“I just screwed up,” Stewart said, with a strange smirk on his face through most of the explanation.  “I turned down across, I think it was Michael, and crashed the whole field.  It was my fault, blocking to try and stay where I was at, so I take 100 percent of the blame.  I was trying to win the race and I was trying to stay ahead of Matt.  Michael got a great run on the bottom and had a big head of steam.  When I turned down I turned down across the right front of his car so I just made a mistake on my part, but it cost a lot of people a bad day because of it.”

Few seemed to blame Stewart.  Not even Waltrip.

"I don't blame Tony at all because anybody in the world would have had to block like that,'' he said.  "That's what you had to do on the last lap.''

Only Clint Bowyer had mild rebuke for Stewart.

“The 14, hung a pretty hard left on Michael there and turned him and kind of wrecked everybody, but he did what he had to do,” he said.  Bowyer himself was drilled by Kenseth on the backstraight, nearly pushing Bowyer off the track.  But Kenseth had the good sense to do it on the straightaway. 

Afterwards, Stewart got a lot of credit for taking the blame.  A class act some said.  Hard to figure out why.  Maybe it’s because it happened at Talladega and nothing really counts there.

But if you ask me, blocking’s blocking and Stewart better be looking in his rearview mirror at Charlotte.  There are 25 drivers with a reason to dump him.  

Monday, October 1, 2012

All You Need Is Love

For some Talladega Good Lovin' you need to embrace the speed
Facing the Dover Mile a week ago, Denny Hamlin contacted his sport psychologist, looking for a little help.  Seems it was the most challenging race on The Chase schedule for him, his “Achilles heel,” with an average finish of just 20.5

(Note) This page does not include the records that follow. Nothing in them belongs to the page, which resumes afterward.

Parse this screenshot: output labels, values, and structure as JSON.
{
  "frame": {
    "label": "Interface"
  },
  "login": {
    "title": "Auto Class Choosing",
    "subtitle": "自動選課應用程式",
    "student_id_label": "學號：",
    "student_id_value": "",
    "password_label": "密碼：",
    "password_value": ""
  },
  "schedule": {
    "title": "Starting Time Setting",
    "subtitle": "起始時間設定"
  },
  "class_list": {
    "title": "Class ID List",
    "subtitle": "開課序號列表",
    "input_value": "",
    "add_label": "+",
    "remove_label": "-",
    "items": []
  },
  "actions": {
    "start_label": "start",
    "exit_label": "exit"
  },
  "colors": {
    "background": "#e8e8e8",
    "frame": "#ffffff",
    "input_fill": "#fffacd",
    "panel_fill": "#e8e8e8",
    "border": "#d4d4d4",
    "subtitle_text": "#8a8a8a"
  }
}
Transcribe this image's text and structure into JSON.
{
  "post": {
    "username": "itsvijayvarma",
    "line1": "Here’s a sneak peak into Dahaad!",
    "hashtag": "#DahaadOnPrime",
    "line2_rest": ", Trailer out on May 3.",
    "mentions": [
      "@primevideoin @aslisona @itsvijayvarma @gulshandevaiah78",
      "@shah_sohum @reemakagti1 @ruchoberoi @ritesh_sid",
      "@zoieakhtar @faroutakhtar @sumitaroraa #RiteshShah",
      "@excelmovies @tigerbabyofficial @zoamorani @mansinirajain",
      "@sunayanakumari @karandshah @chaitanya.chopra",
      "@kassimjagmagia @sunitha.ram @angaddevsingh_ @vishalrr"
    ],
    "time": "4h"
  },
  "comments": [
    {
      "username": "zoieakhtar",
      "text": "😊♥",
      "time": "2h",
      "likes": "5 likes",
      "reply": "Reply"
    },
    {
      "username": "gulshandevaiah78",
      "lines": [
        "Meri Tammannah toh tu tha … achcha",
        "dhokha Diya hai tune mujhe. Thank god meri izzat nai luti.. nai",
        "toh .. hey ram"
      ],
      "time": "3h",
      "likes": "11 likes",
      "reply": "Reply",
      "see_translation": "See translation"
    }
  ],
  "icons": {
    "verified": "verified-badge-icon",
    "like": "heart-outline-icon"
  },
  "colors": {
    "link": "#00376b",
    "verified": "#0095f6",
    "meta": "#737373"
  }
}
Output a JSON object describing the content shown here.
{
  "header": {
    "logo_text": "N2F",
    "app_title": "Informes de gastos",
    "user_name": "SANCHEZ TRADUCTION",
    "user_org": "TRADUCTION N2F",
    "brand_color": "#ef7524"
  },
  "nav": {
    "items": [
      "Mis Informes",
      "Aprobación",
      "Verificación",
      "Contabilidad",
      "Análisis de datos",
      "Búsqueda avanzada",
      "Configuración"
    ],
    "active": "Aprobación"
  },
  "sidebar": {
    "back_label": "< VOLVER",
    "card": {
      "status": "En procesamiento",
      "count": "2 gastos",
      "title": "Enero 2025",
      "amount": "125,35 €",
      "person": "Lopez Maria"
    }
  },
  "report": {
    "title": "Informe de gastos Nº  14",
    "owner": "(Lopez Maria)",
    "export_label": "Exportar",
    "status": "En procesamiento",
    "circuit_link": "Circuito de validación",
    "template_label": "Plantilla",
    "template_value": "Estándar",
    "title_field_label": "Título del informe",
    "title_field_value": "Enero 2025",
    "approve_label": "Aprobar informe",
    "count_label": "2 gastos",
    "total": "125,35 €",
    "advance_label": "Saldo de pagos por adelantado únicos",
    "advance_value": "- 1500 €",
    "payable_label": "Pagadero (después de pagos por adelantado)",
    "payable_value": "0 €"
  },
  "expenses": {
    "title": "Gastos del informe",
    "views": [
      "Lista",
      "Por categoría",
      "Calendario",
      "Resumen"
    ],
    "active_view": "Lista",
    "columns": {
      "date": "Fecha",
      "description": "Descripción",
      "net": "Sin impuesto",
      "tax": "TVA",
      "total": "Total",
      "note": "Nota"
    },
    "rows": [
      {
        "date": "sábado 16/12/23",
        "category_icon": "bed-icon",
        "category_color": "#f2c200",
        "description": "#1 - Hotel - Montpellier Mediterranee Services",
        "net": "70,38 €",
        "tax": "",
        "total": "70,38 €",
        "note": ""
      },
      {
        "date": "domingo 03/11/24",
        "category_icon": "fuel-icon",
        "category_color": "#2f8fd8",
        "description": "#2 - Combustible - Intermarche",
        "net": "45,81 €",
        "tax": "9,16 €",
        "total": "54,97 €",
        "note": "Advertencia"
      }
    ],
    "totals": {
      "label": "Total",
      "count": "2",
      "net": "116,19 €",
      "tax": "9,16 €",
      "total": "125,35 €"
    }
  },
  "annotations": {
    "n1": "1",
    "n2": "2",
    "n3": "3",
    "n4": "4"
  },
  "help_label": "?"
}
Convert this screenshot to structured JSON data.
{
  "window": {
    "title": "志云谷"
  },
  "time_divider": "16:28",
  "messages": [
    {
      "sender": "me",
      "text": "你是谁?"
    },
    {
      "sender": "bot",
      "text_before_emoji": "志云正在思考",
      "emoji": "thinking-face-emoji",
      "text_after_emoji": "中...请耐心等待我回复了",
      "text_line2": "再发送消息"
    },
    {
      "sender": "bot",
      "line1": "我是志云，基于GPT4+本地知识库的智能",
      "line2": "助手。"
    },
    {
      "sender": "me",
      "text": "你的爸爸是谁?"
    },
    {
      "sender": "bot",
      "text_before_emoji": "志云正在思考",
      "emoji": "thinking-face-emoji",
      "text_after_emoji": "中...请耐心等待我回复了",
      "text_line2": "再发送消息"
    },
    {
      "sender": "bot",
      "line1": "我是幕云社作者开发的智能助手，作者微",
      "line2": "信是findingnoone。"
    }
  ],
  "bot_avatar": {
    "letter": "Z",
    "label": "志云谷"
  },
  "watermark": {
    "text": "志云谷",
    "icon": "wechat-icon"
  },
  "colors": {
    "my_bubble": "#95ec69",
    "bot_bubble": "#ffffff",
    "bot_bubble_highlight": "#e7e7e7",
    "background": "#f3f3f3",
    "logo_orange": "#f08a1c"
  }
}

So what’s love got to do with it?

"Let your challenge for the week be to fall in love with this track,” the psychologist responded.  “From the moment you arrive, look at things to love about it and reasons to love it. All week look for things great and special to happen to you.  Embrace the challenge of having your best attitude that you've ever had this week. Take pride in showing yourself how strong your mind is. Own your mind and own the race track that you race. Control your attitude and let your emotions own the world. Have fun."

Good Lovin’
Feelin’ the love, Hamlin went out and grabbed the pole, led three times for 39 laps and finished 7th.  A little better fuel economy and he would have been second or third.  Talk about love at first sight. 

Hello, I Love You
So with Talladega coming up, not exactly a favorite with most drivers, where should they be looking for a little love.  Afterall, you’ve got to love the one you’re with.

Speed.  To embrace Talladega, embrace its speed.  Don’t fear it.  Love Talladega for the speed.  No more running around at the back of the pack, waiting for the big one to happen.  You’ve got a 50/50 chance of ending up in the middle of it anyway.  Go for it.  Get up front.  Fight for the lead.  Show those other guys what you’ve got, that you’re not afraid of them, Talladega or anything else.

Oh yeah.  Show them a little love too.